Clearly, however, many entities involved in the sale and use of growth-promoting and preventive antibiotics in food animals profit from this practice and have effectively fought to delay its regulation and restriction.
What can we do? To start, vote with our wallets and buy turkey or chicken or ham that's "raised without antibiotics." It sends a small but important message that encourages farmers who voluntarily avoid the use of antibiotics for growth promotion or disease prevention.
But it's clear that the solution requires action on a bigger scale if the United States is to implement recommendations made repeatedly for more than 40 years to limit antibiotic use in animals to the treatment of infections.
Hopefully, most of us have taken our doctors' advice to heart and no longer demand antibiotics for ourselves or our children at the first sign of a cold, sore throat, or cough -- all common symptoms of viral infections, on which antibiotics have no effect.
Encouragingly, the resulting decreases in antibiotic use in the community can be linked to decreases in antibiotic-resistant infections.

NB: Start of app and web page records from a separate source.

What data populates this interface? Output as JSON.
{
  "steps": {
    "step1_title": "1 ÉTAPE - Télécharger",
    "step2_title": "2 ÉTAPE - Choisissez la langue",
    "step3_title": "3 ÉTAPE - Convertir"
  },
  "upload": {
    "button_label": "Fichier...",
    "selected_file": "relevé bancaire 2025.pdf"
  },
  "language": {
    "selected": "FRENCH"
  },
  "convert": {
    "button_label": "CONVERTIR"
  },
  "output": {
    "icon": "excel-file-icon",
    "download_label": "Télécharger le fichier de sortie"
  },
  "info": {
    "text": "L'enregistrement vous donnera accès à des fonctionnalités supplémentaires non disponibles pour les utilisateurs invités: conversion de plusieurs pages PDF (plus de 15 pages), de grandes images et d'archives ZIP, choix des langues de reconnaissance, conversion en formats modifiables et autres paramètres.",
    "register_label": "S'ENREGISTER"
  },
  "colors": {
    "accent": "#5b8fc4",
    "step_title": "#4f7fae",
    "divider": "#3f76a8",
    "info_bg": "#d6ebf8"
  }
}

Campaigns to promote judicious use of antibiotics in hospitals are likewise followed by decreases in the number of infections caused by multi-drug-resistant bacteria.
Perhaps, in spite of the pressures to economize during this season, we can also examine the reasons used to justify antibiotic use in agriculture -- a bigger turkey or pig, sent to your table for a lower price -- and ask, are we really getting a bargain?
The opinions expressed are solely those of Dr. Barbara Kazmierczak.